The required result is one figure, the count of lines below with the string "nota" in them.
[INPUT DATA — start]
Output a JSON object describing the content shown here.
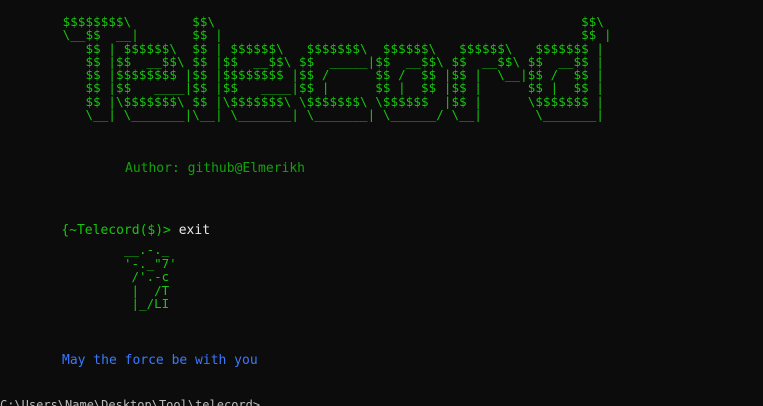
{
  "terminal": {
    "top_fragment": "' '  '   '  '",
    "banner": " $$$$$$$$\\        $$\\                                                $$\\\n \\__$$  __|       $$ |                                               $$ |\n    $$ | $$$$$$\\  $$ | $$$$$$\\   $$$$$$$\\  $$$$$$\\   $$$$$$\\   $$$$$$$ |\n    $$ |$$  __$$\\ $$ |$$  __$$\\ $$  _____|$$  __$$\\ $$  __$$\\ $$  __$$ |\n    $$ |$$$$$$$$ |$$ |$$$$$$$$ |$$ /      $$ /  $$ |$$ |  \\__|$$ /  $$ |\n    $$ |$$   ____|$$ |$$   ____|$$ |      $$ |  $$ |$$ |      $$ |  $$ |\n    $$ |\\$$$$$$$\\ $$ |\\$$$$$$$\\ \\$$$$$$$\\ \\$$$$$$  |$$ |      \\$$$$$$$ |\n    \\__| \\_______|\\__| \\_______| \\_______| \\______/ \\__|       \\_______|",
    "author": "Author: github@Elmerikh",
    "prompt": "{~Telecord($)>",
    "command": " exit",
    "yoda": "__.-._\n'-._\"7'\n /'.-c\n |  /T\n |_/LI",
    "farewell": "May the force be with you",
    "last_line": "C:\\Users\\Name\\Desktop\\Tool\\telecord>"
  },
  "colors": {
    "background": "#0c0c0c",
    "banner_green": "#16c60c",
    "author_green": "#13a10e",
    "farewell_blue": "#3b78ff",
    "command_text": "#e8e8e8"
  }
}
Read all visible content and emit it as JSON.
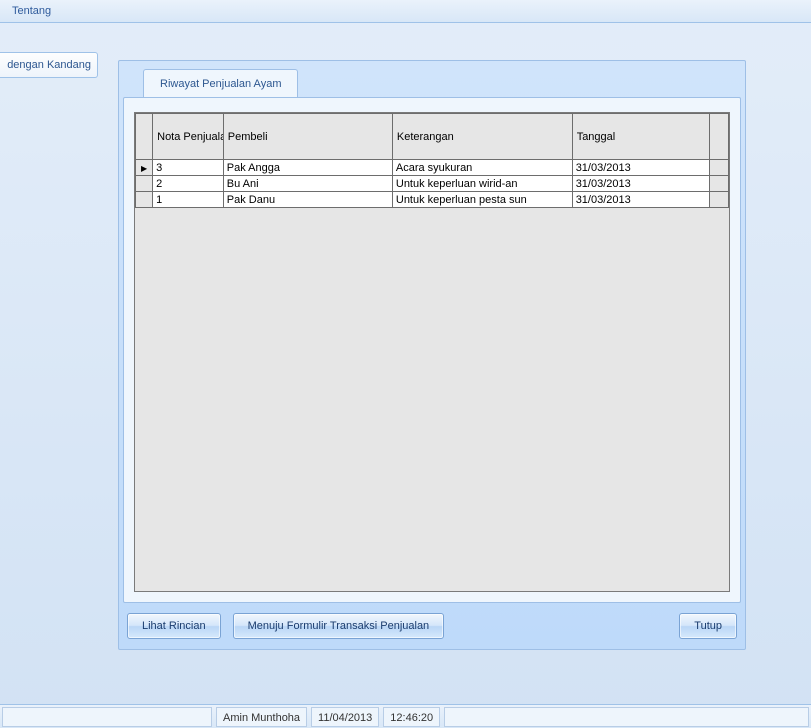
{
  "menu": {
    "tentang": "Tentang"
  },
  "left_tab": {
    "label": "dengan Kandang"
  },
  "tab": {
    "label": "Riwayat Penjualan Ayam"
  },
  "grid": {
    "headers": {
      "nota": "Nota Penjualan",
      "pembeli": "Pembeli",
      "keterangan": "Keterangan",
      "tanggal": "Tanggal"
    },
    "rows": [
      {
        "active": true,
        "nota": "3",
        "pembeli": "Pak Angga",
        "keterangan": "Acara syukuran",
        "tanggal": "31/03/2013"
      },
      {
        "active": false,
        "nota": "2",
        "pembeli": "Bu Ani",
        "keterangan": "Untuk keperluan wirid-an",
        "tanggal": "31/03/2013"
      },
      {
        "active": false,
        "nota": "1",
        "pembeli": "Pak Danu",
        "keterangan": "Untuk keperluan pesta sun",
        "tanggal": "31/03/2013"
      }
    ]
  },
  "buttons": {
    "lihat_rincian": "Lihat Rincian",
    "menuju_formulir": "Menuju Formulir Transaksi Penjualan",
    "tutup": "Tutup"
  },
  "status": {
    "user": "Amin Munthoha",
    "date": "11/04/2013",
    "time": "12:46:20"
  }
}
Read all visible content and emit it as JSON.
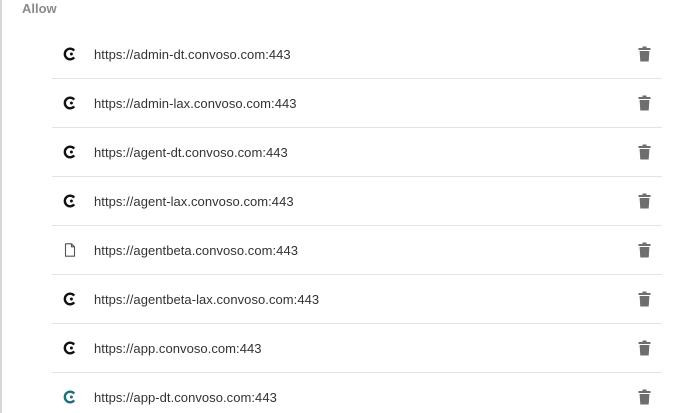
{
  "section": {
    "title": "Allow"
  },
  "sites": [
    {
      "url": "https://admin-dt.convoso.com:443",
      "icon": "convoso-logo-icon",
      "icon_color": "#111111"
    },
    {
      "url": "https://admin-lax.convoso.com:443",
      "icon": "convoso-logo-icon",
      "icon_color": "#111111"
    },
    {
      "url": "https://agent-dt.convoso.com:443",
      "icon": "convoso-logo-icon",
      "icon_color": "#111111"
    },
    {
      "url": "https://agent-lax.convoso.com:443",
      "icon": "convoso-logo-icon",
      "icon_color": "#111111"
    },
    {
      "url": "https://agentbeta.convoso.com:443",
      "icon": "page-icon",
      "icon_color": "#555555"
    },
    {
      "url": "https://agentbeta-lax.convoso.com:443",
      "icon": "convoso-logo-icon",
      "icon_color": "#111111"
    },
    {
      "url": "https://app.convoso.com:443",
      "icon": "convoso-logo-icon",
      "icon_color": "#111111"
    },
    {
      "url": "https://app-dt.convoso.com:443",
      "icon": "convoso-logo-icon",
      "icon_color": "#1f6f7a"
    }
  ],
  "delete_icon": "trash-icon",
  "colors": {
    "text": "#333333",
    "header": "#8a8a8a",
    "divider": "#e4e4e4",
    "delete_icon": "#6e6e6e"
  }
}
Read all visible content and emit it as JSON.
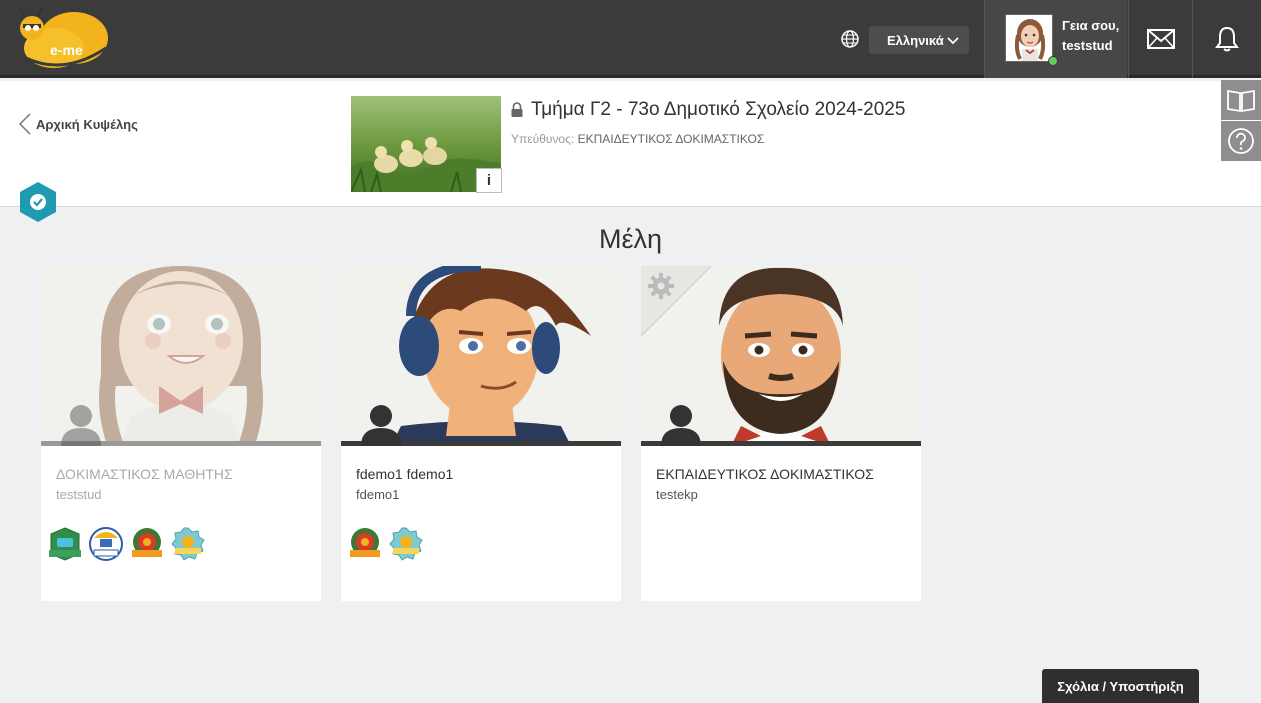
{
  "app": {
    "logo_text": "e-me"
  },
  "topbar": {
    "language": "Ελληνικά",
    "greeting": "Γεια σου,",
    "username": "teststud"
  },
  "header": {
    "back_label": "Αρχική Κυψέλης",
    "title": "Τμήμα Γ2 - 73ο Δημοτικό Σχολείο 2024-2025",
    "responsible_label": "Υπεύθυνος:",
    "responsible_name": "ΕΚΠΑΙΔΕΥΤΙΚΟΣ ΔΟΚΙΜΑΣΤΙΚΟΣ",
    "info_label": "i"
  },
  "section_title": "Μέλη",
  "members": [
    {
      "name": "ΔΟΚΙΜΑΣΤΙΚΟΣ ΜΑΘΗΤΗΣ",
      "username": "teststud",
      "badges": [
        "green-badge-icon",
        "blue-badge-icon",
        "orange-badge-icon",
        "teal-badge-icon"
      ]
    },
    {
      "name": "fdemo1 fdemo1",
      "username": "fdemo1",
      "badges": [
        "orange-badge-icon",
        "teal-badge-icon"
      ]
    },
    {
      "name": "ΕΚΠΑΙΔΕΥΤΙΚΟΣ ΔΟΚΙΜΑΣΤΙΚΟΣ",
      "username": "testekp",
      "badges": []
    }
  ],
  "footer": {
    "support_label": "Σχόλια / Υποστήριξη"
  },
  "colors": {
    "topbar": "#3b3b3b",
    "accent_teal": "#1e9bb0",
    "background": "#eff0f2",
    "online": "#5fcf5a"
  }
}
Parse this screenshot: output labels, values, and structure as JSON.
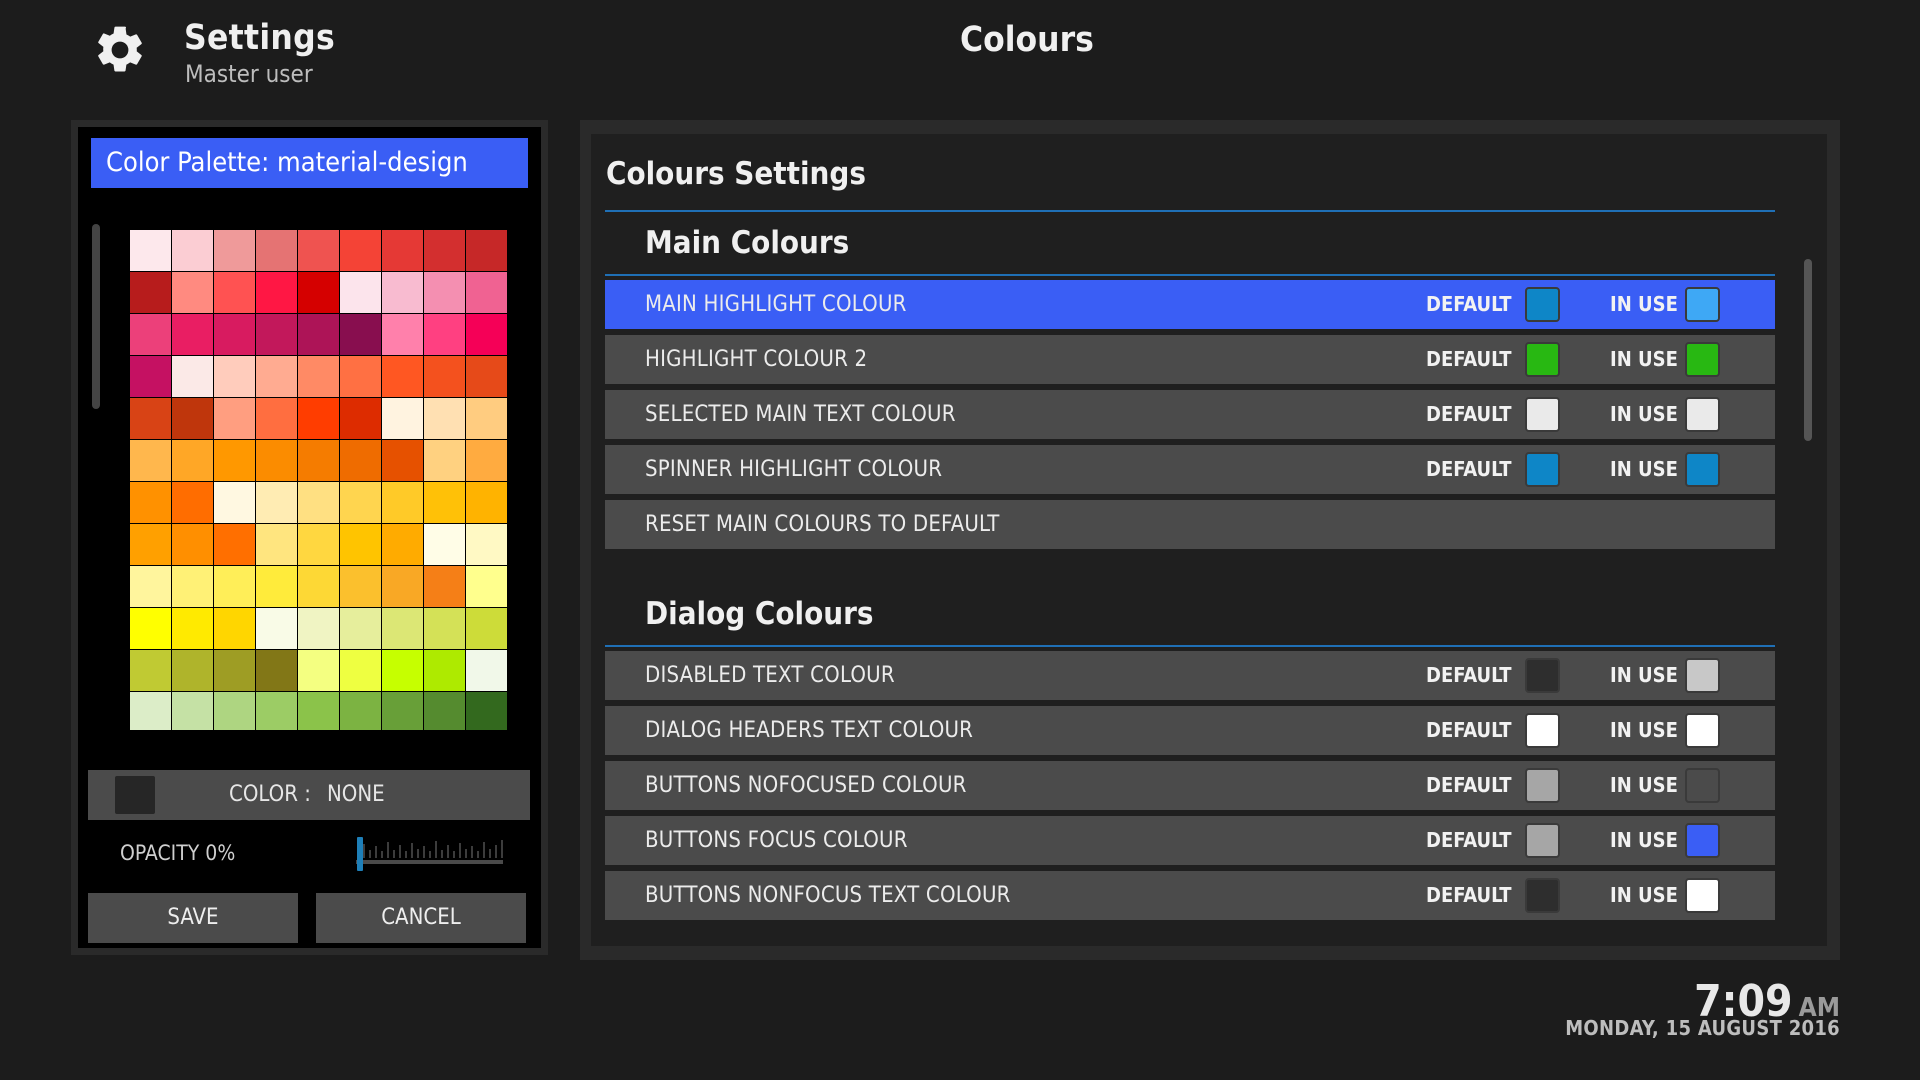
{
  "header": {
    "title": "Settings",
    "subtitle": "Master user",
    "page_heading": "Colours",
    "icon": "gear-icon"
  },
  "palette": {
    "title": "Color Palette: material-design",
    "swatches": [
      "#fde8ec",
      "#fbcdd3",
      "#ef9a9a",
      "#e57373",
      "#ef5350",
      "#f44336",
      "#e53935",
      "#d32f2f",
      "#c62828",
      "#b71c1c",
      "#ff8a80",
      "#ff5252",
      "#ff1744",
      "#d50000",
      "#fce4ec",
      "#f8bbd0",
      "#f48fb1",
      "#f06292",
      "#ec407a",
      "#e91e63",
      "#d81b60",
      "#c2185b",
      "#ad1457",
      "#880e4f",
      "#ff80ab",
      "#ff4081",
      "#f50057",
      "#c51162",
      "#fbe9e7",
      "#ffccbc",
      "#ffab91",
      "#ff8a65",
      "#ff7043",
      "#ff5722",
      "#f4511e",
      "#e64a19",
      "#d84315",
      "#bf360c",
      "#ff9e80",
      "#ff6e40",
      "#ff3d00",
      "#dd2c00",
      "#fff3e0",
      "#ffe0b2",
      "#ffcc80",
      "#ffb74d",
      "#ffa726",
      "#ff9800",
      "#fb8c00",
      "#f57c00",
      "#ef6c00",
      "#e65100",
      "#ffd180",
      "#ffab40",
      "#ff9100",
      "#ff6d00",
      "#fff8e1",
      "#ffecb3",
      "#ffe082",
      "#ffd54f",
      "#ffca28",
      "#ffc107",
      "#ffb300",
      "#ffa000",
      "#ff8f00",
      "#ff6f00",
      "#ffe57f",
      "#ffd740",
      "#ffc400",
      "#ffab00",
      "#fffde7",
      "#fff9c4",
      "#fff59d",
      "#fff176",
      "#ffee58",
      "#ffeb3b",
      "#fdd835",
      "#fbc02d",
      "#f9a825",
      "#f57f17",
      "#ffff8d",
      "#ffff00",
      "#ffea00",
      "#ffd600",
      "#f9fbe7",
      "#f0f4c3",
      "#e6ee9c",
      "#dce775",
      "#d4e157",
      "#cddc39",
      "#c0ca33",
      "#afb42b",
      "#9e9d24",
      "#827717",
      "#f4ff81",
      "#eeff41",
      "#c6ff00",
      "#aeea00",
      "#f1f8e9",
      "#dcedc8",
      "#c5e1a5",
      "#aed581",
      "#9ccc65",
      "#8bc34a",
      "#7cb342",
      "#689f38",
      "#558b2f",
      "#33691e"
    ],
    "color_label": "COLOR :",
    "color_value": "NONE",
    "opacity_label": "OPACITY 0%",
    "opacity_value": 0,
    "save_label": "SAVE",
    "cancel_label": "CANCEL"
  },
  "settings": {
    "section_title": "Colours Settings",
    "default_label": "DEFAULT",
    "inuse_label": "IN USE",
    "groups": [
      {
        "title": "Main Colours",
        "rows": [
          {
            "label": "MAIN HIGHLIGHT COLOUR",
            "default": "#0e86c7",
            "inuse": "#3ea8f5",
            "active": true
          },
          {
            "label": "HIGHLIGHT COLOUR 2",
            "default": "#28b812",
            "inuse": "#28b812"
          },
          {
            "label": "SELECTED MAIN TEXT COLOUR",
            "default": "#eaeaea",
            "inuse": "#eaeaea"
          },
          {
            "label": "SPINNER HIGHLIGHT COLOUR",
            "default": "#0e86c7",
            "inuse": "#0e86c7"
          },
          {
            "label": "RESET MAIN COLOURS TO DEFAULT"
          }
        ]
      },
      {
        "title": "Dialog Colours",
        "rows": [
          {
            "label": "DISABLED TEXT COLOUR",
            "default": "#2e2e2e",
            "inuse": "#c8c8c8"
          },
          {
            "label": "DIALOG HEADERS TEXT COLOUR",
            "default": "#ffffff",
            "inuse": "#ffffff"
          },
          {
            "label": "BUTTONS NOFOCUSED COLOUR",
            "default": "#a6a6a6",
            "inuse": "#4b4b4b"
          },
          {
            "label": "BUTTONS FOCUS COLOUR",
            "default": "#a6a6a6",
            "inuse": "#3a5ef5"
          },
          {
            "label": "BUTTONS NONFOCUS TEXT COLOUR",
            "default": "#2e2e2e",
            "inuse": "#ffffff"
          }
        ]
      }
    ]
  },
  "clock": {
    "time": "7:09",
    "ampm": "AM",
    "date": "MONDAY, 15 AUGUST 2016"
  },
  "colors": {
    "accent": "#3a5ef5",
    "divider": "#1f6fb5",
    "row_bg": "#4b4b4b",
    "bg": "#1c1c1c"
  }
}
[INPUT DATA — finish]
## EXPECTED ANSWER
4